─── Provided data ───

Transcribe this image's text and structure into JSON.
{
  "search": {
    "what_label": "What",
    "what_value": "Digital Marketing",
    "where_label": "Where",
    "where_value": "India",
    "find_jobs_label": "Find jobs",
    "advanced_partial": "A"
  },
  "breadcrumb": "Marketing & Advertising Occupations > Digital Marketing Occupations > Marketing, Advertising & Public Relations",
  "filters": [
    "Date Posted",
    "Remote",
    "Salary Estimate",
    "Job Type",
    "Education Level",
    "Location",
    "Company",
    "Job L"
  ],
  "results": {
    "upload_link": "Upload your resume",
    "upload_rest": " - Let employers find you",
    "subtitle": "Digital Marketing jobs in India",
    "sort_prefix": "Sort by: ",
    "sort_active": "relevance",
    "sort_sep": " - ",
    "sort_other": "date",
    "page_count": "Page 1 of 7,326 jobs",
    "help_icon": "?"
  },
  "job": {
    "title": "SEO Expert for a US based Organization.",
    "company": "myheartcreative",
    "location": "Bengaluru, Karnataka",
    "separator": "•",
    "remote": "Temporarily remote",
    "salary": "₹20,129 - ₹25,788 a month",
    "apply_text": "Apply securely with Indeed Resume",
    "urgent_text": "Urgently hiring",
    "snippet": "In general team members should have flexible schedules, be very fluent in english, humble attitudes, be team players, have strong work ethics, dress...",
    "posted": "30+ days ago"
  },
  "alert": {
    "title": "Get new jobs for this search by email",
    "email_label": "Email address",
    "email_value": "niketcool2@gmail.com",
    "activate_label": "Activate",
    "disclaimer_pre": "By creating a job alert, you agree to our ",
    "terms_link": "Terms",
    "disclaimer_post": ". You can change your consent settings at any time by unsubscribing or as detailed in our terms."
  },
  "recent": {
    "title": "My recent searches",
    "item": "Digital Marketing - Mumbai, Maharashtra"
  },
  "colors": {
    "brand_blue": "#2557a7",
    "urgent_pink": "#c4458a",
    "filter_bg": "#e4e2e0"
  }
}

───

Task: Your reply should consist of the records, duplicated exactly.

Result of the exercise:
Transcribe this image's text and structure into JSON.
{
  "search": {
    "what_label": "What",
    "what_value": "Digital Marketing",
    "where_label": "Where",
    "where_value": "India",
    "find_jobs_label": "Find jobs",
    "advanced_partial": "A"
  },
  "breadcrumb": "Marketing & Advertising Occupations > Digital Marketing Occupations > Marketing, Advertising & Public Relations",
  "filters": [
    "Date Posted",
    "Remote",
    "Salary Estimate",
    "Job Type",
    "Education Level",
    "Location",
    "Company",
    "Job L"
  ],
  "results": {
    "upload_link": "Upload your resume",
    "upload_rest": " - Let employers find you",
    "subtitle": "Digital Marketing jobs in India",
    "sort_prefix": "Sort by: ",
    "sort_active": "relevance",
    "sort_sep": " - ",
    "sort_other": "date",
    "page_count": "Page 1 of 7,326 jobs",
    "help_icon": "?"
  },
  "job": {
    "title": "SEO Expert for a US based Organization.",
    "company": "myheartcreative",
    "location": "Bengaluru, Karnataka",
    "separator": "•",
    "remote": "Temporarily remote",
    "salary": "₹20,129 - ₹25,788 a month",
    "apply_text": "Apply securely with Indeed Resume",
    "urgent_text": "Urgently hiring",
    "snippet": "In general team members should have flexible schedules, be very fluent in english, humble attitudes, be team players, have strong work ethics, dress...",
    "posted": "30+ days ago"
  },
  "alert": {
    "title": "Get new jobs for this search by email",
    "email_label": "Email address",
    "email_value": "niketcool2@gmail.com",
    "activate_label": "Activate",
    "disclaimer_pre": "By creating a job alert, you agree to our ",
    "terms_link": "Terms",
    "disclaimer_post": ". You can change your consent settings at any time by unsubscribing or as detailed in our terms."
  },
  "recent": {
    "title": "My recent searches",
    "item": "Digital Marketing - Mumbai, Maharashtra"
  },
  "colors": {
    "brand_blue": "#2557a7",
    "urgent_pink": "#c4458a",
    "filter_bg": "#e4e2e0"
  }
}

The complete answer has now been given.